Thank you Brian and again, thank you so much to all of our attendees. We are at the end of our presentation and we'll be moving on to the Q&A portion. So if you do have any questions, do post them in that Q&A box you can find at the bottom of your screen. Now before we jump into that Q&A session, I do want to talk about that exciting promo that I hinted to at the beginning. So anyone who purchases Cloudera training today through December 31st will receive a free Apple Watch. Terms and conditions apply. Visit our website for more details.
On the slide here, you can find the direct link to go to this page. It's www2.exitcertified.com/freeapplewatch. Or if you just make it to actually exitcertified.com you will be able to find all the details about this exciting promo. All right. It is time for our Q&A. If you do have any questions, feel free to post them in that Q&A box. And at the moment doesn't appear we have any questions, but I'll let time continue to go on and maybe some questions will appear. As they do, we will answer them. Another reminder that each and every one of you will receive a recording of this presentation. So you should receive that by the end of the week. Thank you. (silence).

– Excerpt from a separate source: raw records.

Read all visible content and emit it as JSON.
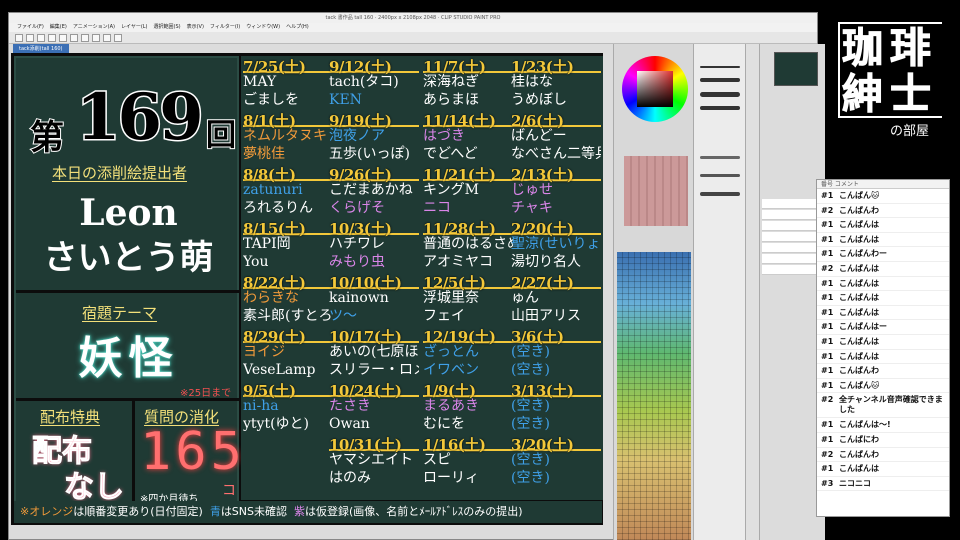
{
  "window": {
    "title": "tack 書作品 tall 160 · 2400px x 2108px 2048 · CLIP STUDIO PAINT PRO",
    "menu": [
      "ファイル(F)",
      "編集(E)",
      "アニメーション(A)",
      "レイヤー(L)",
      "選択範囲(S)",
      "表示(V)",
      "フィルター(I)",
      "ウィンドウ(W)",
      "ヘルプ(H)"
    ],
    "doc_tab": "tack添削(tall 160)"
  },
  "board": {
    "no_prefix": "第",
    "episode": "169",
    "no_suffix": "回",
    "submitter_heading": "本日の添削絵提出者",
    "submitter_name_1": "Leon",
    "submitter_name_2": "さいとう萌",
    "theme_heading": "宿題テーマ",
    "theme": "妖怪",
    "theme_deadline": "※25日まで",
    "bonus_heading": "配布特典",
    "bonus_1": "配布",
    "bonus_2": "なし",
    "questions_heading": "質問の消化",
    "questions_count": "165",
    "questions_unit": "コ",
    "questions_note": "※四か月待ち",
    "legend": {
      "orange": "※オレンジ",
      "orange_text": "は順番変更あり(日付固定)",
      "blue": "青",
      "blue_text": "はSNS未確認",
      "purple": "紫",
      "purple_text": "は仮登録(画像、名前とﾒｰﾙｱﾄﾞﾚｽのみの提出)"
    },
    "colors": {
      "white": "#ffffff",
      "orange": "#f09a3a",
      "blue": "#3fa0e8",
      "purple": "#d985e8",
      "date": "#f3c83a"
    }
  },
  "schedule": [
    [
      {
        "date": "7/25(土)",
        "names": [
          {
            "t": "MAY",
            "c": "white"
          },
          {
            "t": "ごましを",
            "c": "white"
          }
        ]
      },
      {
        "date": "8/1(土)",
        "names": [
          {
            "t": "ネムルタヌキ",
            "c": "orange"
          },
          {
            "t": "夢桃佳",
            "c": "orange"
          }
        ]
      },
      {
        "date": "8/8(土)",
        "names": [
          {
            "t": "zatunuri",
            "c": "blue"
          },
          {
            "t": "ろれるりん",
            "c": "white"
          }
        ]
      },
      {
        "date": "8/15(土)",
        "names": [
          {
            "t": "TAPI岡",
            "c": "white"
          },
          {
            "t": "You",
            "c": "white"
          }
        ]
      },
      {
        "date": "8/22(土)",
        "names": [
          {
            "t": "わらきな",
            "c": "orange"
          },
          {
            "t": "素斗郎(すとろう)",
            "c": "white"
          }
        ]
      },
      {
        "date": "8/29(土)",
        "names": [
          {
            "t": "ヨイジ",
            "c": "orange"
          },
          {
            "t": "VeseLamp",
            "c": "white"
          }
        ]
      },
      {
        "date": "9/5(土)",
        "names": [
          {
            "t": "ni-ha",
            "c": "blue"
          },
          {
            "t": "ytyt(ゆと)",
            "c": "white"
          }
        ]
      }
    ],
    [
      {
        "date": "9/12(土)",
        "names": [
          {
            "t": "tach(タコ)",
            "c": "white"
          },
          {
            "t": "KEN",
            "c": "blue"
          }
        ]
      },
      {
        "date": "9/19(土)",
        "names": [
          {
            "t": "泡夜ノア",
            "c": "blue"
          },
          {
            "t": "五歩(いっぽ)",
            "c": "white"
          }
        ]
      },
      {
        "date": "9/26(土)",
        "names": [
          {
            "t": "こだまあかね",
            "c": "white"
          },
          {
            "t": "くらげそ",
            "c": "purple"
          }
        ]
      },
      {
        "date": "10/3(土)",
        "names": [
          {
            "t": "ハチワレ",
            "c": "white"
          },
          {
            "t": "みもり虫",
            "c": "purple"
          }
        ]
      },
      {
        "date": "10/10(土)",
        "names": [
          {
            "t": "kainown",
            "c": "white"
          },
          {
            "t": "ツ～",
            "c": "blue"
          }
        ]
      },
      {
        "date": "10/17(土)",
        "names": [
          {
            "t": "あいの(七原ほる)",
            "c": "white"
          },
          {
            "t": "スリラー・ロメロ",
            "c": "white"
          }
        ]
      },
      {
        "date": "10/24(土)",
        "names": [
          {
            "t": "たさき",
            "c": "purple"
          },
          {
            "t": "Owan",
            "c": "white"
          }
        ]
      },
      {
        "date": "10/31(土)",
        "names": [
          {
            "t": "ヤマシエイト",
            "c": "white"
          },
          {
            "t": "はのみ",
            "c": "white"
          }
        ]
      }
    ],
    [
      {
        "date": "11/7(土)",
        "names": [
          {
            "t": "深海ねぎ",
            "c": "white"
          },
          {
            "t": "あらまほ",
            "c": "white"
          }
        ]
      },
      {
        "date": "11/14(土)",
        "names": [
          {
            "t": "はづき",
            "c": "purple"
          },
          {
            "t": "でどへど",
            "c": "white"
          }
        ]
      },
      {
        "date": "11/21(土)",
        "names": [
          {
            "t": "キングM",
            "c": "white"
          },
          {
            "t": "ニコ",
            "c": "purple"
          }
        ]
      },
      {
        "date": "11/28(土)",
        "names": [
          {
            "t": "普通のはるさめ",
            "c": "white"
          },
          {
            "t": "アオミヤコ",
            "c": "white"
          }
        ]
      },
      {
        "date": "12/5(土)",
        "names": [
          {
            "t": "浮城里奈",
            "c": "white"
          },
          {
            "t": "フェイ",
            "c": "white"
          }
        ]
      },
      {
        "date": "12/19(土)",
        "names": [
          {
            "t": "ざっとん",
            "c": "blue"
          },
          {
            "t": "イワベン",
            "c": "blue"
          }
        ]
      },
      {
        "date": "1/9(土)",
        "names": [
          {
            "t": "まるあき",
            "c": "purple"
          },
          {
            "t": "むにを",
            "c": "white"
          }
        ]
      },
      {
        "date": "1/16(土)",
        "names": [
          {
            "t": "スピ",
            "c": "white"
          },
          {
            "t": "ローリィ",
            "c": "white"
          }
        ]
      }
    ],
    [
      {
        "date": "1/23(土)",
        "names": [
          {
            "t": "桂はな",
            "c": "white"
          },
          {
            "t": "うめぼし",
            "c": "white"
          }
        ]
      },
      {
        "date": "2/6(土)",
        "names": [
          {
            "t": "ばんどー",
            "c": "white"
          },
          {
            "t": "なべさん二等兵",
            "c": "white"
          }
        ]
      },
      {
        "date": "2/13(土)",
        "names": [
          {
            "t": "じゅせ",
            "c": "purple"
          },
          {
            "t": "チャキ",
            "c": "purple"
          }
        ]
      },
      {
        "date": "2/20(土)",
        "names": [
          {
            "t": "聖涼(せいりょう)",
            "c": "blue"
          },
          {
            "t": "湯切り名人",
            "c": "white"
          }
        ]
      },
      {
        "date": "2/27(土)",
        "names": [
          {
            "t": "ゅん",
            "c": "white"
          },
          {
            "t": "山田アリス",
            "c": "white"
          }
        ]
      },
      {
        "date": "3/6(土)",
        "names": [
          {
            "t": "(空き)",
            "c": "blue"
          },
          {
            "t": "(空き)",
            "c": "blue"
          }
        ]
      },
      {
        "date": "3/13(土)",
        "names": [
          {
            "t": "(空き)",
            "c": "blue"
          },
          {
            "t": "(空き)",
            "c": "blue"
          }
        ]
      },
      {
        "date": "3/20(土)",
        "names": [
          {
            "t": "(空き)",
            "c": "blue"
          },
          {
            "t": "(空き)",
            "c": "blue"
          }
        ]
      }
    ]
  ],
  "panels": {
    "color_wheel_tab": "カラーサークル",
    "brush_tab": "エアブラシ",
    "palette_tab": "カラーセット",
    "layer_tab": "レイヤー"
  },
  "logo": {
    "c1": "珈",
    "c2": "琲",
    "c3": "紳",
    "c4": "士",
    "sub": "の部屋"
  },
  "chat": {
    "header": "番号  コメント",
    "messages": [
      {
        "n": "#1",
        "t": "こんばん🐱"
      },
      {
        "n": "#2",
        "t": "こんばんわ"
      },
      {
        "n": "#1",
        "t": "こんばんは"
      },
      {
        "n": "#1",
        "t": "こんばんは"
      },
      {
        "n": "#1",
        "t": "こんばんわー"
      },
      {
        "n": "#2",
        "t": "こんばんは"
      },
      {
        "n": "#1",
        "t": "こんばんは"
      },
      {
        "n": "#1",
        "t": "こんばんは"
      },
      {
        "n": "#1",
        "t": "こんばんは"
      },
      {
        "n": "#1",
        "t": "こんばんはー"
      },
      {
        "n": "#1",
        "t": "こんばんは"
      },
      {
        "n": "#1",
        "t": "こんばんは"
      },
      {
        "n": "#1",
        "t": "こんばんわ"
      },
      {
        "n": "#1",
        "t": "こんばん🐱"
      },
      {
        "n": "#2",
        "t": "全チャンネル音声確認できました",
        "wrap": true
      },
      {
        "n": "#1",
        "t": "こんばんは～!"
      },
      {
        "n": "#1",
        "t": "こんばにわ"
      },
      {
        "n": "#2",
        "t": "こんばんわ"
      },
      {
        "n": "#1",
        "t": "こんばんは"
      },
      {
        "n": "#3",
        "t": "ニコニコ"
      }
    ]
  }
}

Ryan, it looks like you were so efficient with your presentation and we don't have any questions to be answered. if anything does pop up for any of the attendees and they do want to get in contact with us, you can do so by going to our website. There is a chat feature right on the website or you'll find all of our contact information right there. I hope you all have a great day. Thank you again for joining us.
Thank you, Michelle. Thank you attendees. (silence).
I will post the URL in the chat. That's a great question. Just hang on for that link. (silence). All right, that wraps up our webinar. Thank you again so much. Have a great day.